Problem requirements:
A single number is the whole answer: how many lines in this listing contain "chevron".
Segment Start: Given data
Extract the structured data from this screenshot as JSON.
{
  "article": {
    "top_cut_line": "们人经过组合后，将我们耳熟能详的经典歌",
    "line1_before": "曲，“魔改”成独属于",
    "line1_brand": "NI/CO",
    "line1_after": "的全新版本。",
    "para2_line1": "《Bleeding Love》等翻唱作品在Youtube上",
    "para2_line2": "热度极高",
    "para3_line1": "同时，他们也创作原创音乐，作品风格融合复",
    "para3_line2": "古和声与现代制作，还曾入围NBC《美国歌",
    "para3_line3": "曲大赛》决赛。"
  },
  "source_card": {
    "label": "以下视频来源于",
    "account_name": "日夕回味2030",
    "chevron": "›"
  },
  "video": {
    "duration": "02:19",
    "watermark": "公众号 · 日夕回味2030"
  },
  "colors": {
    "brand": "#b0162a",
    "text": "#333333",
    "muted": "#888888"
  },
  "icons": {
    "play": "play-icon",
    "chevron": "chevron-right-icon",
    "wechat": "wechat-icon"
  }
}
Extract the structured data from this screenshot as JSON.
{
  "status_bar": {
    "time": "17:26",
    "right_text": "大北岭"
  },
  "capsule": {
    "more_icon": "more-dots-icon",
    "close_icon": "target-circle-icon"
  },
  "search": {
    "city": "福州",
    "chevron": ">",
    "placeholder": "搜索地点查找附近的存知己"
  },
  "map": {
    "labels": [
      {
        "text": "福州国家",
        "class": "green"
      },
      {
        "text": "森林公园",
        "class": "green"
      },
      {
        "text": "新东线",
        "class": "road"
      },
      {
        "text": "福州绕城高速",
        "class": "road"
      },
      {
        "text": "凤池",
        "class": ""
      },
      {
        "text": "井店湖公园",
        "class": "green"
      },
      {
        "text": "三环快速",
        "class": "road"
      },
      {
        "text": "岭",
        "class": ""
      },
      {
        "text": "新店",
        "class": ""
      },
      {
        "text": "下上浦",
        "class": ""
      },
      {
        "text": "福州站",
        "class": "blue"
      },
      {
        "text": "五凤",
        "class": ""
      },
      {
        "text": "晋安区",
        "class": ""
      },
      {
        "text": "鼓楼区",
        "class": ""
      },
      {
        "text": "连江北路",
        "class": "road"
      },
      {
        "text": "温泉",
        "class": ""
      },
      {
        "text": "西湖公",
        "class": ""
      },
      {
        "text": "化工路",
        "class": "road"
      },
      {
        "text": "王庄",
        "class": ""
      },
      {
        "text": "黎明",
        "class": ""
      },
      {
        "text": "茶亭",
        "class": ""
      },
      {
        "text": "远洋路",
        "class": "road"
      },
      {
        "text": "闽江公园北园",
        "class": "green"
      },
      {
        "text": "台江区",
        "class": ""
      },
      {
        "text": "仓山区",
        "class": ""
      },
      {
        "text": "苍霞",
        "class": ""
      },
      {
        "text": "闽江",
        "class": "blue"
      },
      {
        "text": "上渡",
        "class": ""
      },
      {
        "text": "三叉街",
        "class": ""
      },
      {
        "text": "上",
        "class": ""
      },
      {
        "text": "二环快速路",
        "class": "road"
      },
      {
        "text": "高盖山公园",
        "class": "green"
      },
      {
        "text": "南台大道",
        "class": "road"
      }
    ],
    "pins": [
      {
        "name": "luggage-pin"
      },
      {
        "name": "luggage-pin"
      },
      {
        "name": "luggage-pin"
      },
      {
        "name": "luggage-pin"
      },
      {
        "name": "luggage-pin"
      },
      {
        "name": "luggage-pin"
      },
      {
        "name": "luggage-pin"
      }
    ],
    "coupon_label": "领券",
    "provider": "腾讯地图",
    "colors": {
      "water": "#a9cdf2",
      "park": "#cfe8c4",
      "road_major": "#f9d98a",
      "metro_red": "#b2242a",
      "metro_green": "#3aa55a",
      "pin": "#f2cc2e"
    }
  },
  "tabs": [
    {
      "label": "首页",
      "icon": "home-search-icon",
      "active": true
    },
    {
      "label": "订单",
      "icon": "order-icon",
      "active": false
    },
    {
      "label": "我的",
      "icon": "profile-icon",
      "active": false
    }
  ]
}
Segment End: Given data
Result:
3